We will wrap up this series talking about cerebral palsy. Cerebral palsy (CP) is a blanket term for disorders that affect a person’s ability to move. People with CP may struggle to maintain balance and posture, may have difficulty with fine motor skills, and may have muscle weaknesses. This is where horseback riding can help, as long as the client does not have a contraindication to mounted work.
I will probably mention this on the blog upwards of 100 times but the equilateral movement of the horse is the biggest benefit of therapeutic riding. The even gait that propels the hips forward, backward, and side-to-side replicates the natural movement of a person’s hips. Over time, this repeated movement can train the hips to move correctly which positively impacts a person’s stride on the ground.
Horseback riding is a full body workout that requires core strength, leg strength, and arm strength. Clients with CP can benefit from much of the work we do in a therapeutic riding lesson like crossing the body, stretching down to toes or up to sky, and whoa and walk on. Even just riding around the arena is a workout because the core and legs will be engaged to maintain balance.
Therapeutic riding works on fine motor skills. Holding the reins and/or the mane requires fine motor skills, as do many of the games we play. Placing rings on cones, holding balls, clothespinning ribbons on a mane, etc. are all examples of games that work on fine motor skills. Therapeutic riding lessons provide endless opportunities to enhance fine motor skills and that benefit can be taken off the horse and in to life.

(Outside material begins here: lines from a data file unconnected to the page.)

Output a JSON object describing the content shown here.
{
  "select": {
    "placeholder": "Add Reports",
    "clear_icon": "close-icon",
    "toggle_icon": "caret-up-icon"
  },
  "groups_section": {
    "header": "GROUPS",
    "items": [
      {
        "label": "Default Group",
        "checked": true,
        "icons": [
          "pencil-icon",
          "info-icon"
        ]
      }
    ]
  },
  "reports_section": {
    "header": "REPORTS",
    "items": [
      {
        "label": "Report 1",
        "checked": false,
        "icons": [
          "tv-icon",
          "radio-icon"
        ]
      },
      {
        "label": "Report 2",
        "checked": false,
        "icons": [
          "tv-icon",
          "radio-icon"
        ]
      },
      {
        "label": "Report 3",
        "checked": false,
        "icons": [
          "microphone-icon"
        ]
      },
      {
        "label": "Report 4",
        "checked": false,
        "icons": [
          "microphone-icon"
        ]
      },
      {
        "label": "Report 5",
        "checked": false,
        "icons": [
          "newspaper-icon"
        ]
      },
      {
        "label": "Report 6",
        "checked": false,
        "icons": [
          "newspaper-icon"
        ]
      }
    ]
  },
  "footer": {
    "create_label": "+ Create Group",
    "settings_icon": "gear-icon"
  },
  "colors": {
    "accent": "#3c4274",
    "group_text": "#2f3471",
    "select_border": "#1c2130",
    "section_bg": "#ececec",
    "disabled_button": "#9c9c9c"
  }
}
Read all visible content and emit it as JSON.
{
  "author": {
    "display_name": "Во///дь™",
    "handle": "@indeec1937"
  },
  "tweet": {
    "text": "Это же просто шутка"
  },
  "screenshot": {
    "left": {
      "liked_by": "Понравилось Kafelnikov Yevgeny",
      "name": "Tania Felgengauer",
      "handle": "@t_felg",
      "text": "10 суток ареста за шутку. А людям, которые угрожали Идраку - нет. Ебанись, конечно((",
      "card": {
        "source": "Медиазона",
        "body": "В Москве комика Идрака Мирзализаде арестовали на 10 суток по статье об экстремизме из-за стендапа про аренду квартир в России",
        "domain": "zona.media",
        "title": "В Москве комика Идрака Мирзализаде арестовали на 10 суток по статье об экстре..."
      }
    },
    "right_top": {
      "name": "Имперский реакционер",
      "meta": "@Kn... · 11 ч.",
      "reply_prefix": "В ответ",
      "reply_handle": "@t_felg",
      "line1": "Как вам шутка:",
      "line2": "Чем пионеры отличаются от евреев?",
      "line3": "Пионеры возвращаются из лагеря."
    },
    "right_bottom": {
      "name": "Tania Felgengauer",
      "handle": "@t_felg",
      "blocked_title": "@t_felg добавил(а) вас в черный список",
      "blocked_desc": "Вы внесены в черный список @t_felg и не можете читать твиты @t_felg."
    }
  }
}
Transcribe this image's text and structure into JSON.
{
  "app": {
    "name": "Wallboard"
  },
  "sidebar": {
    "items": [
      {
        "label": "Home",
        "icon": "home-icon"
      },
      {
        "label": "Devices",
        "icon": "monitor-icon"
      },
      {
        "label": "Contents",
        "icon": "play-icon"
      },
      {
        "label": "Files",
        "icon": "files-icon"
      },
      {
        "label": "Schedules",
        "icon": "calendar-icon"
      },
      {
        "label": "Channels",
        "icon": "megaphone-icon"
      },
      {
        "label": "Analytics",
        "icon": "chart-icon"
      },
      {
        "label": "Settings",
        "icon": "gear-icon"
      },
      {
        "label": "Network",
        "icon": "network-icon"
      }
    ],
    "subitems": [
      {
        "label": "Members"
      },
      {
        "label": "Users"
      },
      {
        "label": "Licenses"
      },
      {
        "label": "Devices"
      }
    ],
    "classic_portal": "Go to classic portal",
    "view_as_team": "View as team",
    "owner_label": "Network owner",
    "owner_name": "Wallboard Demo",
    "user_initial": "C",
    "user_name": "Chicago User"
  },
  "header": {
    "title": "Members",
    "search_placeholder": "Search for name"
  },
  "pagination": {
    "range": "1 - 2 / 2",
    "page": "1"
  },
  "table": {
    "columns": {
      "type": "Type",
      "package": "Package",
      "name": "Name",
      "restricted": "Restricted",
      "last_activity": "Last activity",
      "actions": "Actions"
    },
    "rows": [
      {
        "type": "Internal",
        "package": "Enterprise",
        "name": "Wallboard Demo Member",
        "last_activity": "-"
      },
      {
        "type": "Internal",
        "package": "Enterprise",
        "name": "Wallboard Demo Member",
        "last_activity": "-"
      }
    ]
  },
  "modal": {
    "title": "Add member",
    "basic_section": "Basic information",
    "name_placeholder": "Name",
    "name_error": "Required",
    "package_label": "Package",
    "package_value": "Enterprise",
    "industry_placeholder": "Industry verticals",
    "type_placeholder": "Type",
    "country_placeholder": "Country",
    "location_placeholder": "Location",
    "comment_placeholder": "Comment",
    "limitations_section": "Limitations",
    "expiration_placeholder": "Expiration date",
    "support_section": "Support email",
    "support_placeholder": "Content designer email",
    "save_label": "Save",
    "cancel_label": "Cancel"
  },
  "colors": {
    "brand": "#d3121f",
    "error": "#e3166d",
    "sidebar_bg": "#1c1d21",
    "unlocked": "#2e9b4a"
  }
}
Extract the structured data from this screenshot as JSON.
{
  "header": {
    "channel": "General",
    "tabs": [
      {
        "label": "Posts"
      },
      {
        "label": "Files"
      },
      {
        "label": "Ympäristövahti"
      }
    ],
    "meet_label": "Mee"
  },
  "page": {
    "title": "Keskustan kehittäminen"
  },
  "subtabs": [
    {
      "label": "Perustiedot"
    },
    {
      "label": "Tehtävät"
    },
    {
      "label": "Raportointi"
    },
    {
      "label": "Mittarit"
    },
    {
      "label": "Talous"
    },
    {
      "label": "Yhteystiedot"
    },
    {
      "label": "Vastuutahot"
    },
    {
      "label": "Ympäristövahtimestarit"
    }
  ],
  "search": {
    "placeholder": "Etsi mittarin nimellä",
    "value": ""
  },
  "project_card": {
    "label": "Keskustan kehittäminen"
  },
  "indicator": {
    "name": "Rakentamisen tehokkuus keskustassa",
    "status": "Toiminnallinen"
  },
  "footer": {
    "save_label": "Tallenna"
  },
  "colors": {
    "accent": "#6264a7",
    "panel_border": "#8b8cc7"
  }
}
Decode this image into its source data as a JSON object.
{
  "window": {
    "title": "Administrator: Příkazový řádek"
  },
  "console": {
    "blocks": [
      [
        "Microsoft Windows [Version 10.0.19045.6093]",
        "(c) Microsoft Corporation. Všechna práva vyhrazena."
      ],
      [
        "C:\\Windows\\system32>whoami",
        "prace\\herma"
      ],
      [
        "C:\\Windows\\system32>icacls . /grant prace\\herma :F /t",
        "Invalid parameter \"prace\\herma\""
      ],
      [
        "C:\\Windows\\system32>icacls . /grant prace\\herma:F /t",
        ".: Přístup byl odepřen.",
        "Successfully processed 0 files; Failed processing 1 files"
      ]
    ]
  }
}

I hope you enjoyed this series. It was fun to write and research and I hope it was helpful as well. I would love your feedback so feel free to email me, or leave a comment below!
Further questions? Leave a comment below!